One of my all time favorite books. If you haven’t read it, make the time. It’s well worth it…but today’s blog isn’t about that. Today I want to talk about time wishing the offer process. There is often a lot of confusion surrounding what happens – in fact, I just went through a similar process where the time for the other party to respond expired…twice! There are a few key points to keep in mind. Some may sound rudimentary but you would be surprised at how the pressure of the situation can affect an individual’s sound judgment. But that’s what you have us there for, right?
- Just because you submitted an offer, doesn’t mean that it has been accepted: Simple, right? People generally only get confused about this part a little later into the counter offer process but I’ve seen it start at the very beginning. Buyer rights an offer and asks, “So what’s the next step? When and where do I give my deposit too?” Unfortunately, next step is to wait until we see what the seller says. Boiler plate language on the contract states that the seller has three days to respond.
- Three days starting…now? Yes, but this can get a little confusing…but it’s still better than it used to be. The day you submit an offer (or counter offer) is day zero. You then have three additional days to wait for a response. For example, if you submit an offer on Monday at 3:30pm, the seller has until Thursday at 5pm (close of business) to respond. Feels like four days, right? The waiting can be interminable. If your agent knows that offers are due on a certain day, you can always ask them to shorten the time frame to respond.
- What happens when time runs out? You’ve blown past day three and still haven’t received a response from the seller or buyer. Hopefully your agent is in contact with the other side so that you know what’s going on. But if they aren’t…what now? Officially your offer has expired. If the other side wants to accept it they can but you are no longer bound by it. You do have a couple of options. You have the right to leave your offer open and go into contract. You also have the right to walk away. Your offer has expired and it is no longer valid. Just because the other side wants it now doesn’t mean that you still do. Make sure, however, that your agent communicates to the other side your intention.

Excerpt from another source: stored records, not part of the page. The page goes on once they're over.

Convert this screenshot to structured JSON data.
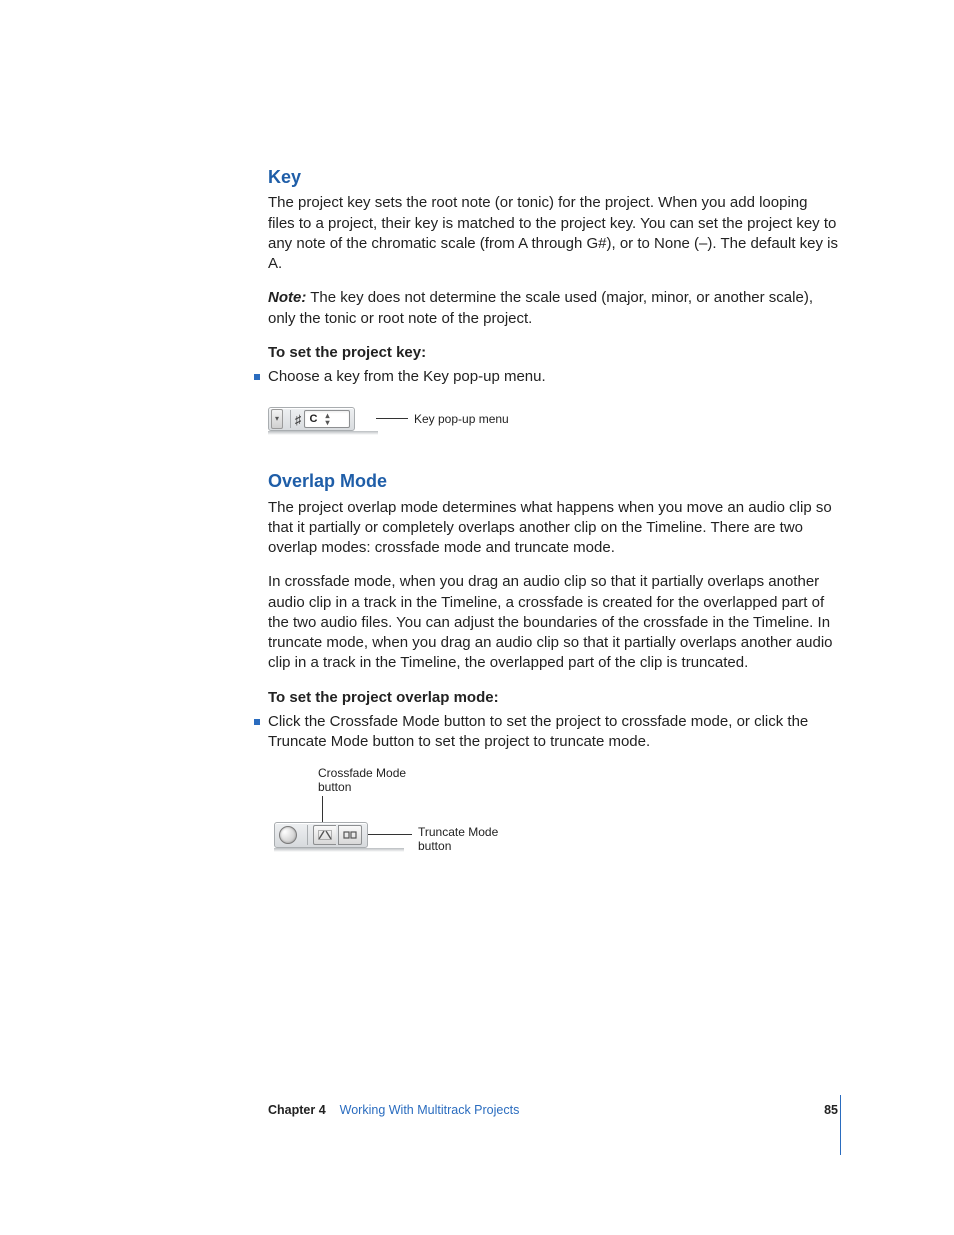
{
  "section_key": {
    "heading": "Key",
    "para1": "The project key sets the root note (or tonic) for the project. When you add looping files to a project, their key is matched to the project key. You can set the project key to any note of the chromatic scale (from A through G#), or to None (–). The default key is A.",
    "note_label": "Note:",
    "note_text": "  The key does not determine the scale used (major, minor, or another scale), only the tonic or root note of the project.",
    "instruction": "To set the project key:",
    "bullet1": "Choose a key from the Key pop-up menu.",
    "popup_value": "C",
    "callout": "Key pop-up menu"
  },
  "section_overlap": {
    "heading": "Overlap Mode",
    "para1": "The project overlap mode determines what happens when you move an audio clip so that it partially or completely overlaps another clip on the Timeline. There are two overlap modes:  crossfade mode and truncate mode.",
    "para2": "In crossfade mode, when you drag an audio clip so that it partially overlaps another audio clip in a track in the Timeline, a crossfade is created for the overlapped part of the two audio files. You can adjust the boundaries of the crossfade in the Timeline. In truncate mode, when you drag an audio clip so that it partially overlaps another audio clip in a track in the Timeline, the overlapped part of the clip is truncated.",
    "instruction": "To set the project overlap mode:",
    "bullet1": "Click the Crossfade Mode button to set the project to crossfade mode, or click the Truncate Mode button to set the project to truncate mode.",
    "callout_crossfade_l1": "Crossfade Mode",
    "callout_crossfade_l2": "button",
    "callout_truncate_l1": "Truncate Mode",
    "callout_truncate_l2": "button"
  },
  "footer": {
    "chapter": "Chapter 4",
    "title": "Working With Multitrack Projects",
    "page": "85"
  }
}
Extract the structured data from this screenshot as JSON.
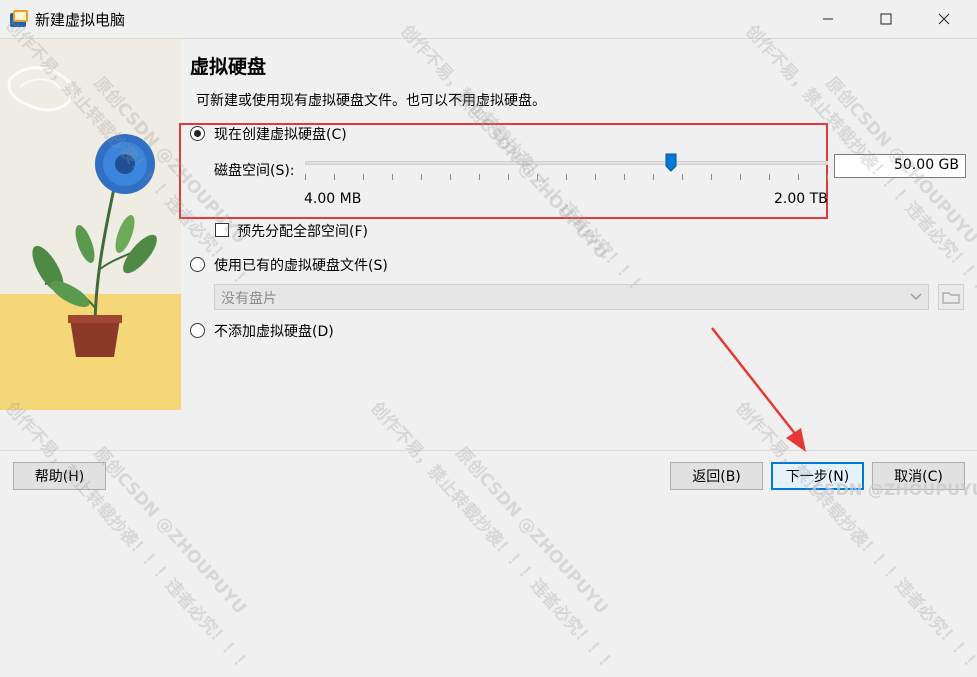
{
  "window": {
    "title": "新建虚拟电脑"
  },
  "page": {
    "heading": "虚拟硬盘",
    "subtitle": "可新建或使用现有虚拟硬盘文件。也可以不用虚拟硬盘。"
  },
  "options": {
    "create_new_label": "现在创建虚拟硬盘(C)",
    "use_existing_label": "使用已有的虚拟硬盘文件(S)",
    "no_disk_label": "不添加虚拟硬盘(D)",
    "selected": "create_new"
  },
  "disk": {
    "label": "磁盘空间(S):",
    "value": "50.00 GB",
    "min_label": "4.00 MB",
    "max_label": "2.00 TB",
    "slider_fraction": 0.7
  },
  "preallocate": {
    "label": "预先分配全部空间(F)",
    "checked": false
  },
  "existing": {
    "selected_value": "没有盘片"
  },
  "footer": {
    "help_label": "帮助(H)",
    "back_label": "返回(B)",
    "next_label": "下一步(N)",
    "cancel_label": "取消(C)"
  },
  "watermarks": [
    "创作不易，禁止转载抄袭！！！违者必究！！！",
    "原创CSDN @ZHOUPUYU",
    "CSDN @ZHOUPUYU"
  ],
  "colors": {
    "highlight": "#e03a3a",
    "accent": "#0078d7",
    "arrow": "#e53935"
  }
}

Real estate is not a zero sum game. It is meant to be a win-win situation for all parties involved. There are times when it is difficult to get all parties on the same page because of distance; some times parties aren’t as technologically savvy as others and so you still need a “wet” signature rather than a digital one. Just make sure that your agent is talking to the other side as well as you. Communication the most important assets in real estate.